== Problem statement ==
Go over the data and keep only the lines that include "patient".

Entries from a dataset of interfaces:
◆ ◆ ◆ ◆ ◆ ◆ ◆

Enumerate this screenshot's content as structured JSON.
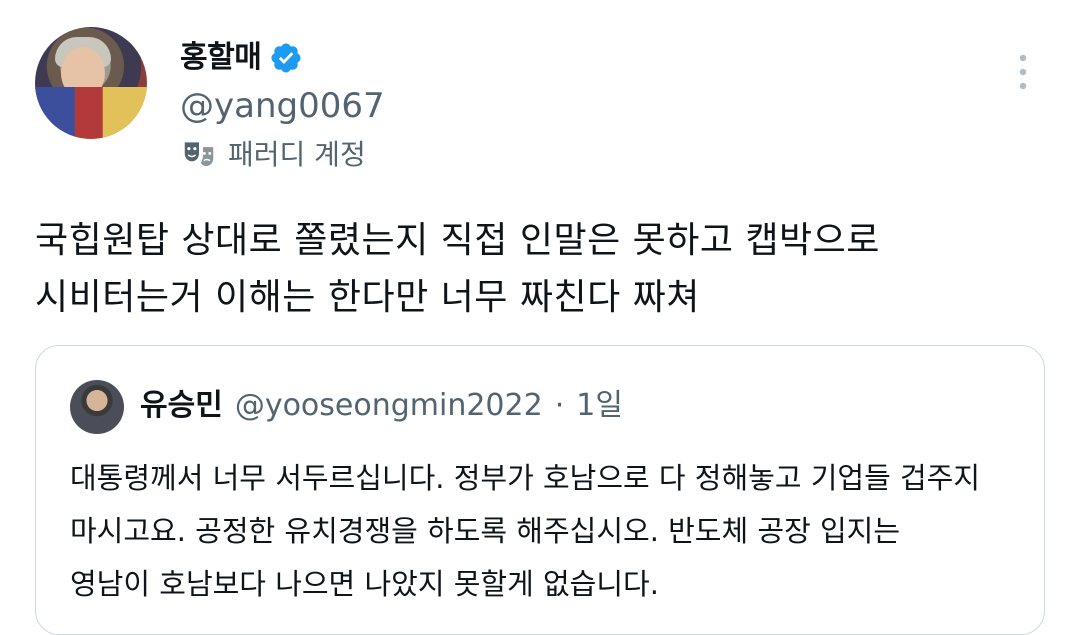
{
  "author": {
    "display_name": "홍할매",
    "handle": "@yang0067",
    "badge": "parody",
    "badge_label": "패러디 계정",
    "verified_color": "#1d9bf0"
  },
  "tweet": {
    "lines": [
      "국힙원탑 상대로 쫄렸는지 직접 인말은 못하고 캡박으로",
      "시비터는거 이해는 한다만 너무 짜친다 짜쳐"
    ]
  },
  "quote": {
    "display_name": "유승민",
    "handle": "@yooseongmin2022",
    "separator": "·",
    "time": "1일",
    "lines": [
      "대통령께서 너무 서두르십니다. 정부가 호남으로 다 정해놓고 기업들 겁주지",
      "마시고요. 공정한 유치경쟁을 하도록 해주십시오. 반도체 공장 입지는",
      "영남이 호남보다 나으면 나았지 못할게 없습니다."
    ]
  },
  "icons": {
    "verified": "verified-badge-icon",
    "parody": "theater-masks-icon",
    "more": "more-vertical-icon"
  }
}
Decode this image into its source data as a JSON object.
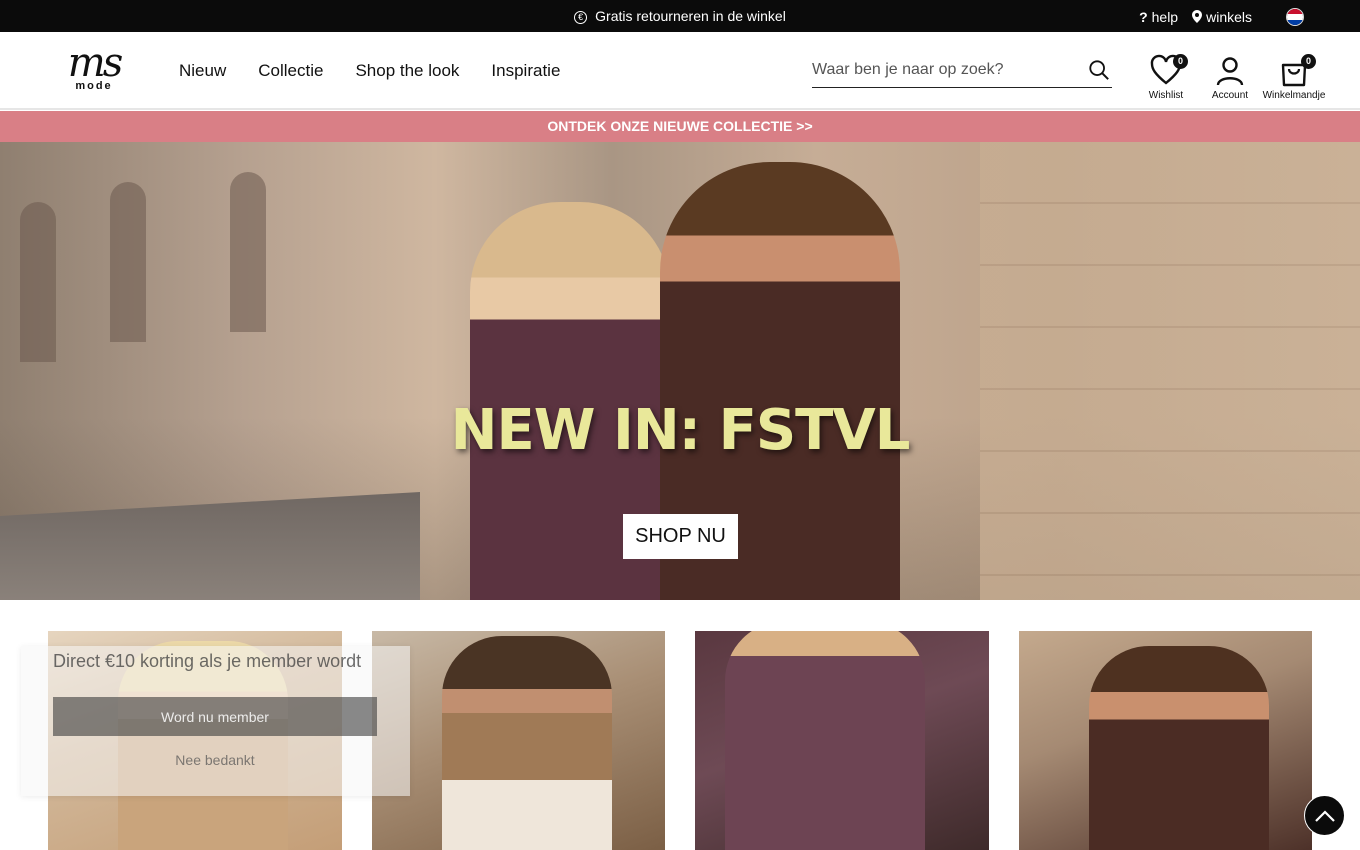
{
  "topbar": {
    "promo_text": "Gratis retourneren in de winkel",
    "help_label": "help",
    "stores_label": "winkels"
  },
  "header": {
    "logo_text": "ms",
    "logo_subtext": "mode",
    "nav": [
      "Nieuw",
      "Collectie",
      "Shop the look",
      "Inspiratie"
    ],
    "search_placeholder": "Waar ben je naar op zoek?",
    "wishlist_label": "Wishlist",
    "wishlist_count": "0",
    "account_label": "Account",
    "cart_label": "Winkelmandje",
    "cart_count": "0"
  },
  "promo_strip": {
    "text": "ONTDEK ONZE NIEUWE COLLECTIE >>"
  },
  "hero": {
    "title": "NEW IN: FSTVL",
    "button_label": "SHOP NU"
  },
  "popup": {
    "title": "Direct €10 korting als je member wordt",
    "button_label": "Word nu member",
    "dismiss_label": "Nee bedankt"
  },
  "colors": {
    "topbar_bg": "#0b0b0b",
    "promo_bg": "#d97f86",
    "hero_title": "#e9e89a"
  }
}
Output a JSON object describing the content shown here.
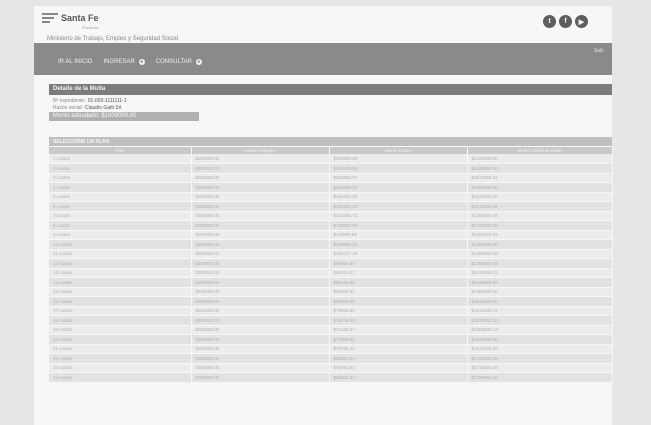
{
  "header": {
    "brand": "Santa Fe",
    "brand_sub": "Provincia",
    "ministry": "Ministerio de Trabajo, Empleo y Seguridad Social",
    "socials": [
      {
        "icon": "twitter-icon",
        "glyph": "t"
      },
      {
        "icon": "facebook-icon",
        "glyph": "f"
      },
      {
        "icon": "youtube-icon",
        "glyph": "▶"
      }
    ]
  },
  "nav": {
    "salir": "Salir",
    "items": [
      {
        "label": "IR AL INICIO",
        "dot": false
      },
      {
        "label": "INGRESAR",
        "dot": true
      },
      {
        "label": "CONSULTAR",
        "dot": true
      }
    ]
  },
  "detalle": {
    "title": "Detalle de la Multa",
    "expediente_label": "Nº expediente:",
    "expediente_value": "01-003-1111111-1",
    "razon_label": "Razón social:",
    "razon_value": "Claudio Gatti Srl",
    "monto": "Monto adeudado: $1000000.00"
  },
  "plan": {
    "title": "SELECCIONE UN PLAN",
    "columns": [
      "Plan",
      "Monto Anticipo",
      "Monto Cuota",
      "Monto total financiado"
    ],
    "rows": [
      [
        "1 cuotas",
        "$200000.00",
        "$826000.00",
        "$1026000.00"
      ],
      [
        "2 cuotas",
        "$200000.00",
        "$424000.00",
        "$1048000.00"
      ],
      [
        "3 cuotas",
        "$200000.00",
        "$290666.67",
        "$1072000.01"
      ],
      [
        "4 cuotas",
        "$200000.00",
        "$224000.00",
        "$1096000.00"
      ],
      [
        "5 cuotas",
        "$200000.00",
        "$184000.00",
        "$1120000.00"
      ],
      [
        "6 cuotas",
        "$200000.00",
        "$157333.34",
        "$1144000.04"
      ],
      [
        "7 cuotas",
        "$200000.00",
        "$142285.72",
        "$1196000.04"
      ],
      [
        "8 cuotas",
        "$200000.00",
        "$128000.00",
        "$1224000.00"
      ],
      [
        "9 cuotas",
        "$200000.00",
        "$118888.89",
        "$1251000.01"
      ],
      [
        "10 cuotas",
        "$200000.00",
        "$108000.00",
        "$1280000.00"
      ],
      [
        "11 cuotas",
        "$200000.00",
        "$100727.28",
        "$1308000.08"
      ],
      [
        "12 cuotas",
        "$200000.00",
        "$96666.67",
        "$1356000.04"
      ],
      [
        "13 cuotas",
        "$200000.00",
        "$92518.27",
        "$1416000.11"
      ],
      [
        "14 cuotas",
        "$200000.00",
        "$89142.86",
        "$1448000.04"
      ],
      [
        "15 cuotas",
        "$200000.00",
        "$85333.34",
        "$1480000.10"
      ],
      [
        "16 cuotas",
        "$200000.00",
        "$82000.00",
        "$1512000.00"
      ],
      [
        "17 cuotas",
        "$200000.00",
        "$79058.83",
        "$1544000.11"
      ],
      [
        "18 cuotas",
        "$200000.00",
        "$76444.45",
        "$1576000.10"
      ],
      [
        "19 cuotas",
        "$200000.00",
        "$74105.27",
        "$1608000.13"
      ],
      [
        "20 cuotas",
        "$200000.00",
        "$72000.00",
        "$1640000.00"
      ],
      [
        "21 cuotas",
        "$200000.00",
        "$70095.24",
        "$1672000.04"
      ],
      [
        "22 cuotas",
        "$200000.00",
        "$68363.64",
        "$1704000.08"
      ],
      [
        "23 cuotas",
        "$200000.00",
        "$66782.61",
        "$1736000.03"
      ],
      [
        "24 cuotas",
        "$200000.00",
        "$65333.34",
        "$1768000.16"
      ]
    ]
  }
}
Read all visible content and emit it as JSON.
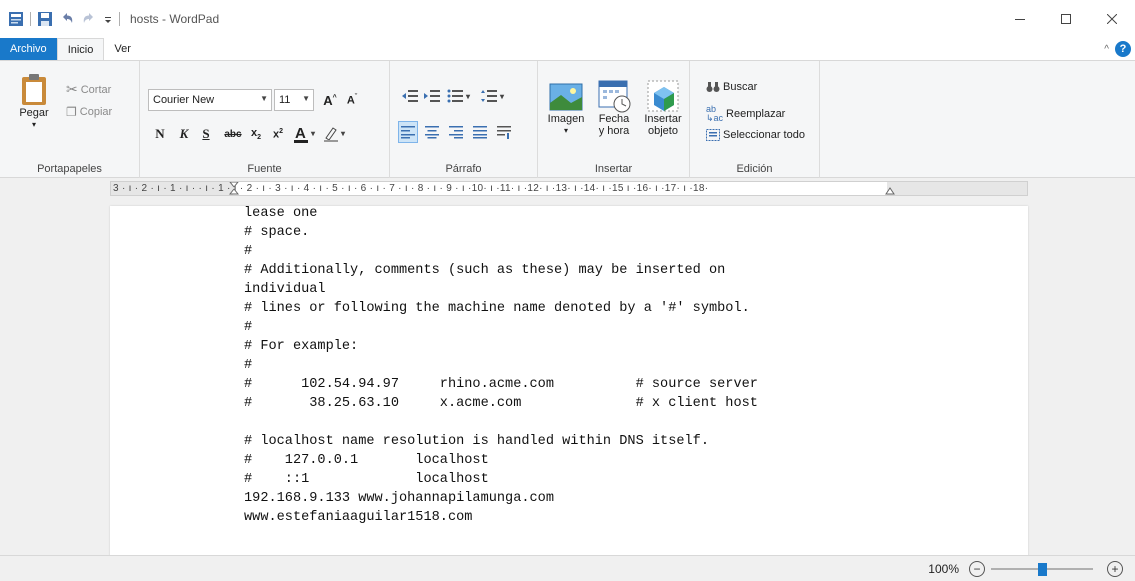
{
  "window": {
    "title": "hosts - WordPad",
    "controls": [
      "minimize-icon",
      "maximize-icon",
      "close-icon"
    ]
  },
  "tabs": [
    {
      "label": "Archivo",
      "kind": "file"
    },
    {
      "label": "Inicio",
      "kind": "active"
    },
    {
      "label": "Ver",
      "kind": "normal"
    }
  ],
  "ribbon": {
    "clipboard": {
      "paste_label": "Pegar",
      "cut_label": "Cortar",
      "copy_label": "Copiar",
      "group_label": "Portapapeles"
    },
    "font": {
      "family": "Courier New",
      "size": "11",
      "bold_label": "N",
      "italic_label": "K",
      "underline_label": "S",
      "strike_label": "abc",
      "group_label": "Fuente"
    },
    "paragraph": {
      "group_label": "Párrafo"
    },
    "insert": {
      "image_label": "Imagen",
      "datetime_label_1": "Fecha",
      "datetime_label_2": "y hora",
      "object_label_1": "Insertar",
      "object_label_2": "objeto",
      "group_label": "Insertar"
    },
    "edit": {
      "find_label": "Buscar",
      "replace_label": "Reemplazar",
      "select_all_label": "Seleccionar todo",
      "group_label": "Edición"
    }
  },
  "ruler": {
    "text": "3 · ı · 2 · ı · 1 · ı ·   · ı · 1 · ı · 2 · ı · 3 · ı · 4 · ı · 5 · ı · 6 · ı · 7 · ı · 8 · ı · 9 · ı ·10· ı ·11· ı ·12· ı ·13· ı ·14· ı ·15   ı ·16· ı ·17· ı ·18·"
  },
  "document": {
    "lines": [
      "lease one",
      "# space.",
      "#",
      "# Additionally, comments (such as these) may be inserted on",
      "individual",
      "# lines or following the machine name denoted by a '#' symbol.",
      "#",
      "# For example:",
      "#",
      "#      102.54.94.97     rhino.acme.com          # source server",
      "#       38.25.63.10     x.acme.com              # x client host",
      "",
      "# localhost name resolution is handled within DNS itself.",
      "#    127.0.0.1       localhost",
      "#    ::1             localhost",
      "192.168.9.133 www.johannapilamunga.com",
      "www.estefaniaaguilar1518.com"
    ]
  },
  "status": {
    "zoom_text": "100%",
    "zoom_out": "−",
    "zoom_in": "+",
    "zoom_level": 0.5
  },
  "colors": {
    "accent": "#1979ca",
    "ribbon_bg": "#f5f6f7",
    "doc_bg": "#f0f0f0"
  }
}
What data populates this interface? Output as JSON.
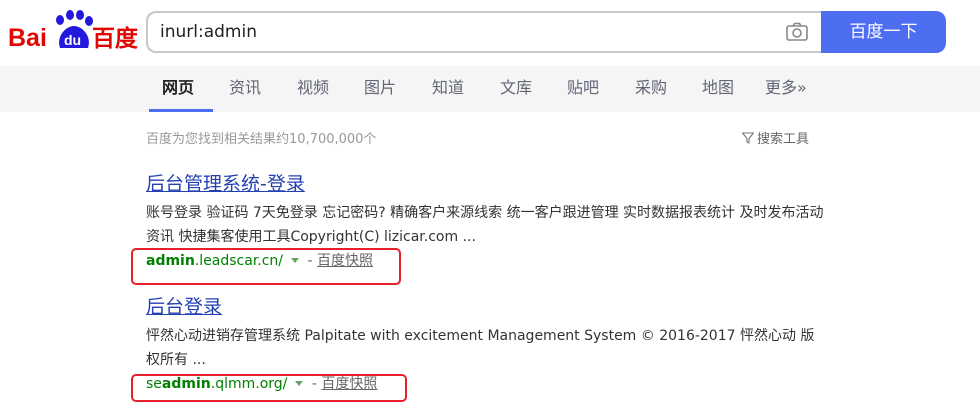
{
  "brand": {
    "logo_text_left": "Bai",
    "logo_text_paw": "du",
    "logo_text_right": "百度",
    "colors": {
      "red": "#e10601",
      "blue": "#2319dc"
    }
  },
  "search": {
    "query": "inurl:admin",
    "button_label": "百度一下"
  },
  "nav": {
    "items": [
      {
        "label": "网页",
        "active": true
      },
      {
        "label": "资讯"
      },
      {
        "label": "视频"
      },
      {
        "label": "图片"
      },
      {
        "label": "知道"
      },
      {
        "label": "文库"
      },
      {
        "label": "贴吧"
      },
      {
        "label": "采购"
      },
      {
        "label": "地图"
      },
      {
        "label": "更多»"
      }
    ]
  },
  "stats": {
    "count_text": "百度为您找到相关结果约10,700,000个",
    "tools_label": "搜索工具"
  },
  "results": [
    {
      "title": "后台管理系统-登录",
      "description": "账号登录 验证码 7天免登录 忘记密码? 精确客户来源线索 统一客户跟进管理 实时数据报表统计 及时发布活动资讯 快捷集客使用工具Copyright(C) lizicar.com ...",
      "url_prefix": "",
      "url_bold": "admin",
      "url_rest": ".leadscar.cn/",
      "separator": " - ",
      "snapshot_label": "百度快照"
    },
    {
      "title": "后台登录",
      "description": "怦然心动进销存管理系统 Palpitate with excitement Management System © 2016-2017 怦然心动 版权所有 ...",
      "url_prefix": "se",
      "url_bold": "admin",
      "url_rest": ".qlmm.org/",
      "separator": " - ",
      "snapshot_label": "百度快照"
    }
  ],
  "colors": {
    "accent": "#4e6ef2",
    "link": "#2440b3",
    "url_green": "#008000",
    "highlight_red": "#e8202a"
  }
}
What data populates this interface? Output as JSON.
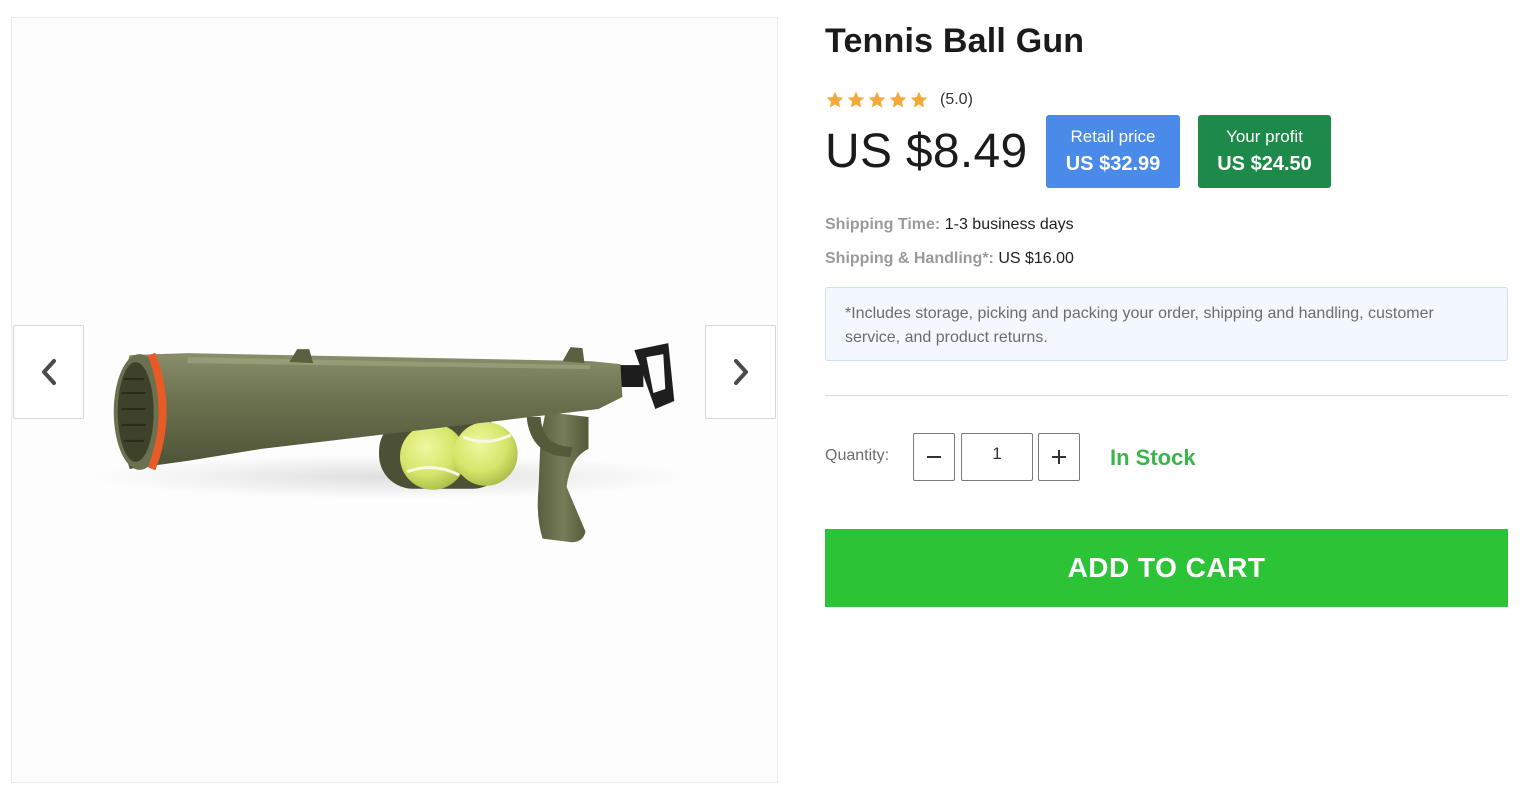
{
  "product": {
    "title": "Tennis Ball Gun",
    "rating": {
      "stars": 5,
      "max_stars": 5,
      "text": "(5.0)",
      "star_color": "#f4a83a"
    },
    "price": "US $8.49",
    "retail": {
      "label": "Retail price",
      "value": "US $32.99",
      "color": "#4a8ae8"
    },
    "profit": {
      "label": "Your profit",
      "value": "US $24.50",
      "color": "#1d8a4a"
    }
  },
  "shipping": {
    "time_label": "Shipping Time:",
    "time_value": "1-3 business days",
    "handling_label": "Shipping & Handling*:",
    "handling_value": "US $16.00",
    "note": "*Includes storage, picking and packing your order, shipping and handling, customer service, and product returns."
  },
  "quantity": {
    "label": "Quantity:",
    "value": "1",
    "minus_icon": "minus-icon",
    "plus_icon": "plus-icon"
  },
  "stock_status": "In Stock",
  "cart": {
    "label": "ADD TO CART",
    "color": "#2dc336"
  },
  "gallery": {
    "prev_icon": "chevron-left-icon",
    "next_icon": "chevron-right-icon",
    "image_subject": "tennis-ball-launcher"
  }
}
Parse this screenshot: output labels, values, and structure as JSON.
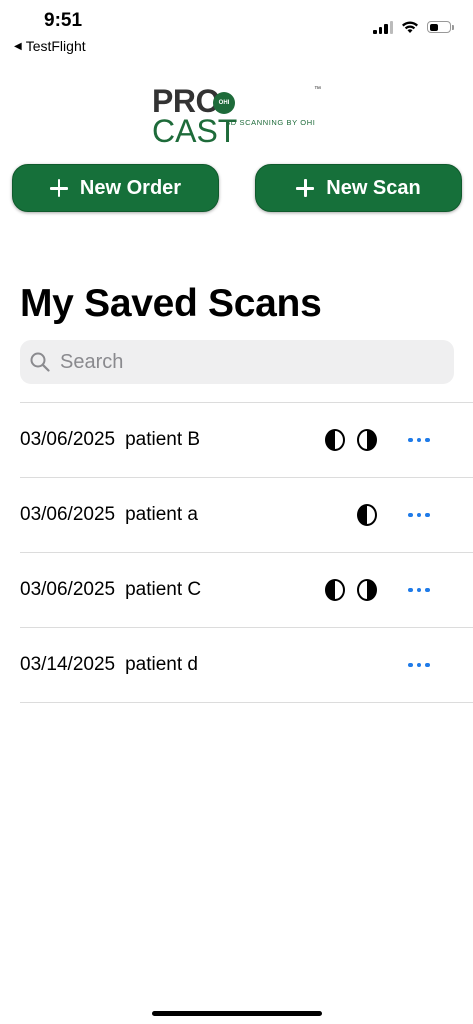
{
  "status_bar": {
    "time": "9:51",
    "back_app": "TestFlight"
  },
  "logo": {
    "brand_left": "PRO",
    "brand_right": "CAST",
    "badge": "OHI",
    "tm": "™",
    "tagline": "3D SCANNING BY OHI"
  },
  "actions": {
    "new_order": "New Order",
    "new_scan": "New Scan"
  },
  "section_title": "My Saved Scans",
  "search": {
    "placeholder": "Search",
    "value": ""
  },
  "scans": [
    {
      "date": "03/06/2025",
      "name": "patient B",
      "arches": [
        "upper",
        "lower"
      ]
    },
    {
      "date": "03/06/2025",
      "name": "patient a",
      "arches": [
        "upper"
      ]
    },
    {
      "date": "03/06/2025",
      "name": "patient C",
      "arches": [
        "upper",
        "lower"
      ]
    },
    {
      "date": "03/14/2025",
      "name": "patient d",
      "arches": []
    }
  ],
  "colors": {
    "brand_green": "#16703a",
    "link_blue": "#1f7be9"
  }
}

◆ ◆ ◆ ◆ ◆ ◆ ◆

== Output ==
      "name": "patient B",
      "name": "patient a",
      "name": "patient C",
      "name": "patient d",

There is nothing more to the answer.